Most popular; makes up 90% of all Irish Whiskey production
Those are your main categories for Whiskeys. Now let’s jump into the Whiskys.
Must be distilled, aged, and bottled in Scotland
Must be aged in oak casks for a minimum of 3 years
Receives its smoky character from peat, which is used to dry out the malted barley
Made exclusively with malted barley, water, and yeast
Must be produced and aged in Canada
Must have a minimum of 40% abv
Must be aged for at least 3 years in wooden barrels no larger than 700 liters (185 gallons)
Japanese Whisky is interesting because, up until April 1, 2021 (yes, 1 month ago) there were no regulations or rules on what could or could not be labeled as a Japanese Whisky. Somebody could literally buy whisky in Kansas, blend it with another whisky from Oregon, slap a Japanese Whisky label on it, and sell it. There was nothing in place to regulate against that type of funny business.
However, Japan finally got up to speed and have now implemented requirements, which pretty much mimic Scotch and Irish Whiskey. In short, everything needs to be produced in Japan to be called a Japanese Whisky.
The new requirements in order to be labeled a Japanese Whisky;
Raw ingredients must be limited to malted grains, other cereal grains, and water extracted in Japan
Saccharification, fermentation, and distillation must be carried out at a distillery in Japan
Alcohol content at the time of distillation must be less than 95%
The distilled product must be poured into wooden casks not exceeding a capacity of 700 liters (185 gallons) and matured in Japan for a period of at least 3 years

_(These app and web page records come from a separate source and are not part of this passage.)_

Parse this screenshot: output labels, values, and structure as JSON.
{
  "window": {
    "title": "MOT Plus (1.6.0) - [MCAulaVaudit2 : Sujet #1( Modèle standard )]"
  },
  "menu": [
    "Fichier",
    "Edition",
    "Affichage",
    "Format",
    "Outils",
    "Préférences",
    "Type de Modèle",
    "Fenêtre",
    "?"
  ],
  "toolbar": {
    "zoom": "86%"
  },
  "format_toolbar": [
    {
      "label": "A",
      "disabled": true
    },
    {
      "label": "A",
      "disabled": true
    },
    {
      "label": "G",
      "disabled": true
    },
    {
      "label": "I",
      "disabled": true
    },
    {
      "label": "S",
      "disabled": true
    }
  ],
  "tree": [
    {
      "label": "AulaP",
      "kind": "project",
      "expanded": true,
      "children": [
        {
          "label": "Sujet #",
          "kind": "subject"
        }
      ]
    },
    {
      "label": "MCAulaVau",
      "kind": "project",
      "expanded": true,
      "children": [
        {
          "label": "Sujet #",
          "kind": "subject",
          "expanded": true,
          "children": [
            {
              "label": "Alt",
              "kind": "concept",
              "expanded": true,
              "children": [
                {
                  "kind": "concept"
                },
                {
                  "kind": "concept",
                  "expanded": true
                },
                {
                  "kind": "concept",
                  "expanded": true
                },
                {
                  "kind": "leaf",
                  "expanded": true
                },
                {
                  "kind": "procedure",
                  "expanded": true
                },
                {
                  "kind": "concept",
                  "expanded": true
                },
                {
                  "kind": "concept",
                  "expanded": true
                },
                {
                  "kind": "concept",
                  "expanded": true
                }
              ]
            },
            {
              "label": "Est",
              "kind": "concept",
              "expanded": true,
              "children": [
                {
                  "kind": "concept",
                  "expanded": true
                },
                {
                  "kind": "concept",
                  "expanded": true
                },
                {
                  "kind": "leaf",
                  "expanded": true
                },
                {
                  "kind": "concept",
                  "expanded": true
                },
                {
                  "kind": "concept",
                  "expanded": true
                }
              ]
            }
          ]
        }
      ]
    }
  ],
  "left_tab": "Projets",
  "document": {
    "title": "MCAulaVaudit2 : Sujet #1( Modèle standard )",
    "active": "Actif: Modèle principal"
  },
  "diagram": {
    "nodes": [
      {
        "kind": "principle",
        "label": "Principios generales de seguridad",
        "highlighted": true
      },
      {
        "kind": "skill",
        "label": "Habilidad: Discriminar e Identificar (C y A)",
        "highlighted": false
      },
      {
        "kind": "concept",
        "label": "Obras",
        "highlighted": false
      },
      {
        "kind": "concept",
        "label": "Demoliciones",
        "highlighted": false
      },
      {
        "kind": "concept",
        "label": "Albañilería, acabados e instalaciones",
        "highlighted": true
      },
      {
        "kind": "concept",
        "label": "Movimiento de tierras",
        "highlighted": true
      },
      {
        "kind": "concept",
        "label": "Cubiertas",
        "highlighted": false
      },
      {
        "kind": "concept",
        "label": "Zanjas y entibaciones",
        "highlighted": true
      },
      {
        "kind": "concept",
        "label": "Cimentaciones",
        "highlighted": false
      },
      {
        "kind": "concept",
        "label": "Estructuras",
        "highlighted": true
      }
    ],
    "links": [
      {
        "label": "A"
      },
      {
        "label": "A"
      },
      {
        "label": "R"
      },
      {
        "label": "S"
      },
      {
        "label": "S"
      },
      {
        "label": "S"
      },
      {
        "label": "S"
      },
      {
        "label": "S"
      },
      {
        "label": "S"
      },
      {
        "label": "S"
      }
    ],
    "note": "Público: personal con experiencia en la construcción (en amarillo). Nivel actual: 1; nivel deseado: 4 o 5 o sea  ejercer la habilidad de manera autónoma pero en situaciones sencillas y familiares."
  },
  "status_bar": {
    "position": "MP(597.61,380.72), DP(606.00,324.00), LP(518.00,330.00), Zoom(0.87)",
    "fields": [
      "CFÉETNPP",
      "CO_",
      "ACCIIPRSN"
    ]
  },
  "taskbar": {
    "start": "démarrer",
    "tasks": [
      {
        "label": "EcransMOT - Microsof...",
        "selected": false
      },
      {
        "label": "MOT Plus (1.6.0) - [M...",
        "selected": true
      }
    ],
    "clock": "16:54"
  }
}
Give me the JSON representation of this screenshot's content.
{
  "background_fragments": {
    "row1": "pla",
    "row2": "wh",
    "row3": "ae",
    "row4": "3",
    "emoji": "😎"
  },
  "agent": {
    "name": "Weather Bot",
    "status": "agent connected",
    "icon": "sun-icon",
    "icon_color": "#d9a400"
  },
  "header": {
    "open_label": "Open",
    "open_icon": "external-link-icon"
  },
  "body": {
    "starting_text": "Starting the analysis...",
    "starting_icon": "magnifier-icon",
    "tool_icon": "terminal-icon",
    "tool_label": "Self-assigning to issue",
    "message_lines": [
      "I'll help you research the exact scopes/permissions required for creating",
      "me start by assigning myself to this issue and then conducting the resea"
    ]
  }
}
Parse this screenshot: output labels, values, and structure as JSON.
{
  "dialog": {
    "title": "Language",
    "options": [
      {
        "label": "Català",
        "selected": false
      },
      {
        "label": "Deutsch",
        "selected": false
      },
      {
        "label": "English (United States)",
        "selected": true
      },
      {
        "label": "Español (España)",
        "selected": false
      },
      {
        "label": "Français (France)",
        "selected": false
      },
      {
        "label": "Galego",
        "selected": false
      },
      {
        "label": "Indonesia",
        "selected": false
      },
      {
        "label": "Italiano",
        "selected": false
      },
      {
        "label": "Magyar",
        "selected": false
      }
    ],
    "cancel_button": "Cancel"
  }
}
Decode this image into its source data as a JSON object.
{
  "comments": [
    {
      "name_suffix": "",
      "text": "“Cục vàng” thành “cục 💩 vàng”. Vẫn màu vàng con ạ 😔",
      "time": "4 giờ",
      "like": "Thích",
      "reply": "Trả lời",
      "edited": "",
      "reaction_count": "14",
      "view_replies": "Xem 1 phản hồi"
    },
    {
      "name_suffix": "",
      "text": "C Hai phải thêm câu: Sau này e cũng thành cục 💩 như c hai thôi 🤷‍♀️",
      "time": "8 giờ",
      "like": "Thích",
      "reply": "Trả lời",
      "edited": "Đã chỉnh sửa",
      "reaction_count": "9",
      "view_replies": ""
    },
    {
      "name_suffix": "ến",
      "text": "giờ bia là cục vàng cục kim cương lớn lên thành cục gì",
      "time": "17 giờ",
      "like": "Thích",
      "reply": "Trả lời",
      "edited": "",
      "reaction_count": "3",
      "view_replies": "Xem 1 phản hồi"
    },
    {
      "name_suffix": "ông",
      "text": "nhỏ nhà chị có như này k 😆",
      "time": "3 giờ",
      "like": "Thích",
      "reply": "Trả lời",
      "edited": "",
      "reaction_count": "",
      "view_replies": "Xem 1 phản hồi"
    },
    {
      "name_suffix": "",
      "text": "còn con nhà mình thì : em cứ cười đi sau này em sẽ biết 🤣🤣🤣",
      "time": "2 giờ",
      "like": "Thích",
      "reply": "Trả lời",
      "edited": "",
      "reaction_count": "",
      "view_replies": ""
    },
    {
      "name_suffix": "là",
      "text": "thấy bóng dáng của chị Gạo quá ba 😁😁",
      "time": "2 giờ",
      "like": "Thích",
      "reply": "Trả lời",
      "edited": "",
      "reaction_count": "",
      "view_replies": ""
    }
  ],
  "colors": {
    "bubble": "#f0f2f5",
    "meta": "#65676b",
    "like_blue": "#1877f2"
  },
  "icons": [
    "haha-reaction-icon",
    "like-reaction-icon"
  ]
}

Bottling must take place only in Japan, with alcoholic strength of at least 40%
Plain caramel coloring can be used
Kotaku has a great article on this here.
Fortunately, all the new guidelines Japan recently implemented were already part of Casey and my simplistic vision of using Risihiri’s natural resources to create a whisky that tells the unique story of Rishiri to the World (through drunkenness,I added this, Casey may edit out) [Editor’s note: Casey left it in]
Now, all we have to do is grab all the unique ingredients the island has to offer, and make an inspiring Japanese Whisky out of them.